No one-size-fits-all solution exists when it comes to debt repayment. Your plan must factor in your income, essential living expenses, and any additional debt obligations, but it also undeniably requires discipline.

Crafting a personalized repayment plan is about taking control, not just of your finances, but of your future. It starts with a deep-dive into your current financial landscape—knowing exactly what you bring in, what must go out, and where you can adjust. Discipline here isn’t about restriction; it’s your tool for empowerment. Ready to learn? First, we’ll identify areas where you can trim expenses without feeling the pinch too hard.

Crafting a Personalized Repayment Plan

Remember, every dollar you save on non-essential expenses is a dollar that can reduce your debt faster. It’s about transforming your approach to money, seeing it as a resource to be managed, not just spent. 

Assess Your Financial State

Taking a hard look at your finances isn’t just about numbers; it’s about setting the stage for a comeback story. Think of this as your financial audit, the first step in regaining control. Here’s how to do it:

  1. Gather Your Data: Round up all your financial statements—bank accounts, bills, credit card statements, loans, and any income sources. This might feel daunting, but it’s crucial. You need a comprehensive view to make informed decisions.
  2. Calculate Your Monthly Income: If your income is irregular, average it out over the past six months to get a steady figure. Remember, we’re working with net income here—what hits your bank after taxes and other deductions.
  3. List Your Essential Expenses: These are your non-negotiables. Rent or mortgage, utilities, insurance, food, and transportation. If it ensures your survival or legal standing, it’s essential. But be honest—cable TV doesn’t belong in this list.
  4. Identify Your Minimum Debt Payments: This is what you need to pay monthly to keep your debts from growing. These payments must be considered in your essential expenses.
  5. Track Your Discretionary Spending: Here’s where most people find they can pull back. These are your wants, not needs—eating out, entertainment, subscriptions, and personal purchases. You’d be surprised where your money is going once you start tracking.
  6. Calculate Your Disposable Income: Subtract your essential expenses and minimum debt payments from your monthly income. The remaining is what you have to work with. It’s your weapon in the battle against debt.

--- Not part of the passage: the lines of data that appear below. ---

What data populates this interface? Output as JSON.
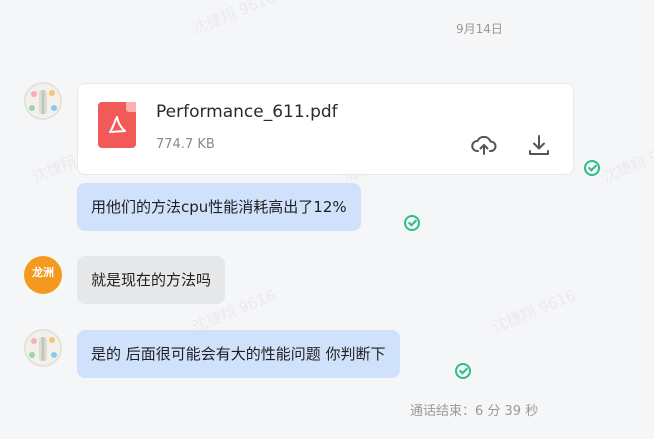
{
  "watermark": "沈捷翔 9616",
  "date_separator": "9月14日",
  "file_message": {
    "name": "Performance_611.pdf",
    "size": "774.7 KB",
    "file_icon": "pdf-file-icon",
    "actions": [
      "cloud-upload-icon",
      "download-icon"
    ]
  },
  "messages": [
    {
      "sender_avatar": "avatar-photo",
      "text": "用他们的方法cpu性能消耗高出了12%",
      "underlined": "cpu",
      "status": "read-check-icon"
    },
    {
      "sender_avatar": "avatar-longzhou",
      "avatar_label": "龙洲",
      "text": "就是现在的方法吗"
    },
    {
      "sender_avatar": "avatar-photo",
      "text": "是的 后面很可能会有大的性能问题 你判断下",
      "status": "read-check-icon"
    }
  ],
  "call_status": "通话结束：6 分 39 秒",
  "colors": {
    "sent_bubble": "#d0e2fb",
    "received_bubble": "#e7e8ea",
    "check": "#2dbd86",
    "pdf": "#f25a5a"
  }
}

Remember, this step isn’t about judging your past financial decisions; it’s about empowering your next moves. You’re looking for opportunities to repurpose your funds more strategically. 

Maybe there’s a subscription you rarely use, or perhaps you can cook at home more often to save. Small changes can lead to big results.

Set Achievable Goals

Your plan is only as good as its feasibility. Set SMART goals for your debt payoff. When it comes to tackling debt, setting SMART goals can be a game changer. 

SMART stands for Specific, Measurable, Achievable, Relevant, and Time-bound—each aspect designed to refine your objectives into something concrete and attainable. 

Specific goals clarify exactly what you want to achieve, removing ambiguity and making your target clear. For debt repayment, a specific goal isn’t just “I want to pay off debt”; it’s “I want to pay off $5,000 on my credit card.” 

Measurable goals allow you to track your progress, giving you milestones to celebrate along the way. This could mean monitoring the decreasing balance or the number of payments left.

Achievable is about realism; setting goals that stretch you but are within the realm of reality. Don’t aim to pay off an unrealistic amount that leaves you without enough to cover your basic needs. 

Relevant ensures your goal aligns with your broader financial aspirations. There’s no point in striving to pay off a loan early if doing so jeopardizes your emergency fund or other critical financial goals. 

Finally, Time-bound adds urgency and a deadline, creating a timeframe for achieving your goal, like “in the next 18 months.”

Prepare for Setbacks

Anticipate the unexpected. An emergency fund is your best defense against falling back into the debt trap due to unforeseen expenses. Even a small fund can make a monumental difference in your financial resilience.

By Admin